Co-Parenting During the Holiday Season

  • divorce

The summer has turned to fall and the kids are back in their whirlwind school routines.  It seems as if in an instant, the holiday season is upon us again. If you have recently gone through a divorce or separation, you are also adjusting to co-parenting children who now have parents in separate households.  Along with maintaining several different schedules at once and trying to keep everyone happy, you now have the holidays thrown into the mix.

Parenting can be a juggling act even when you have a partner by your side every day for help and support. Managing your life with children after divorce or separation can often feel like a complete circus act. Now is more important than ever to remain organized with planning, create expectations and keep communication open.

The holidays were likely a magical time of year for the entire family.  With proper co-parenting, they can still be just that and more. Traditions are important, and although they may change slightly, it is important that they continue. The following are a few tips on how to keep organized during the holiday season after your divorce or separation:

  • Keep communication open and clear with the other parent. Be sure that you both have a calendar that you can use to track your agreements on certain days.
  • If your parenting plan has not already addressed specific holidays, you must discuss them now.  Talk about which holidays are the most important to each of you. Some of the smaller holidays might mean more to one person than the other, whereas the larger holidays will likely mean a lot to you both. This is where working out specifics is crucial. If you are already divorced and the parenting plan does not address all holidays, you should draft a written agreement and submit the agreement to the Court.  If you are separated and have not yet finalized a parenting plan, be sure that you devote a section of the parenting plan to holidays.
  • Never allow your children to choose with whom they will spend a holiday. This puts too much stress on everyone involved and someone’s feelings will be hurt. A consistent, established routine will work best.
  • Allow yourselves enough time to come up with a plan so that as the holidays approach everyone is prepared and has realistic expectations. Scrambling at the last minute will create chaos and an undesirable environment.
  • Make a list of the traditions that are important to each of you and then find a way to make them happen even if minor (or major) adjustments need to be made. Children work best with routine, so if they have always had the same set of traditions to look forward to, it will make it easier for them to adjust during the difficult time of divorce.

Maintaining an organized, well thought out schedule with the other parent after a divorce or separation is the best way to make the holiday season a little less stressful and more enjoyable for you as a parent and for your children.

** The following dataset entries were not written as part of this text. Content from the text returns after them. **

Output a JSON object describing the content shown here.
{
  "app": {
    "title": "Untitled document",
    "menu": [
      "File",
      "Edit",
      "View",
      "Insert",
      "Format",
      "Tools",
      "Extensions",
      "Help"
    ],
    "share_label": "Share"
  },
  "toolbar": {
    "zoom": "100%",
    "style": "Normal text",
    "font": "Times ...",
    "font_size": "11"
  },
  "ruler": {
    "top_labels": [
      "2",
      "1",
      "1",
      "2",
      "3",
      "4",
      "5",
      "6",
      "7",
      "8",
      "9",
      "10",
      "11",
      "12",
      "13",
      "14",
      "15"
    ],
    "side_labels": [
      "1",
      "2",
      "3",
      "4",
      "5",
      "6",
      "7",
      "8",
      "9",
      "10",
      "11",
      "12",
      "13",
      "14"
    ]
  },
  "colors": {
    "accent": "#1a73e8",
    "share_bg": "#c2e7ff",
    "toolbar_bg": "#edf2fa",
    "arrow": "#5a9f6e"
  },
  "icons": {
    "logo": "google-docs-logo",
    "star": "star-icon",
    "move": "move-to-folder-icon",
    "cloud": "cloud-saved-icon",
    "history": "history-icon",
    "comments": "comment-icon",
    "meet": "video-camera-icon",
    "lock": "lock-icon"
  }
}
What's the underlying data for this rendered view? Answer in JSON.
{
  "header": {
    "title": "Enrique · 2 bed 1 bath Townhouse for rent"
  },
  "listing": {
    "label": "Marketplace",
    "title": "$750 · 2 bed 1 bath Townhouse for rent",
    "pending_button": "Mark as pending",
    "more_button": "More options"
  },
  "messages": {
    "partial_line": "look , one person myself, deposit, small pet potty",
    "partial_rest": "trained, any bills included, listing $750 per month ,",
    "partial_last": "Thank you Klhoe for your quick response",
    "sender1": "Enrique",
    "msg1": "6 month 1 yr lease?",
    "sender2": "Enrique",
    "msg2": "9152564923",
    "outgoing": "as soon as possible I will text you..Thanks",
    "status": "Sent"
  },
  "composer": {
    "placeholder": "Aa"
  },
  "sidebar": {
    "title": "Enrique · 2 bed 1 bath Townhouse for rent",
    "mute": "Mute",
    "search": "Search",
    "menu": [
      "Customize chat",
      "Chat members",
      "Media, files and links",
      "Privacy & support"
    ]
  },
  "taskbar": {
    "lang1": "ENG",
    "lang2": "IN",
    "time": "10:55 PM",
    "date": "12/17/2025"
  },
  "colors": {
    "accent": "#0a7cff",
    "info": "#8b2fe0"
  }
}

If you are having difficulty coming up with a plan, a professional Family Law attorney can help to guide you through a plan that is appropriate for everyone. The first year will be the most difficult, but as each year comes and goes and there are routines and traditions to look forward to, the holidays will surely become magical again.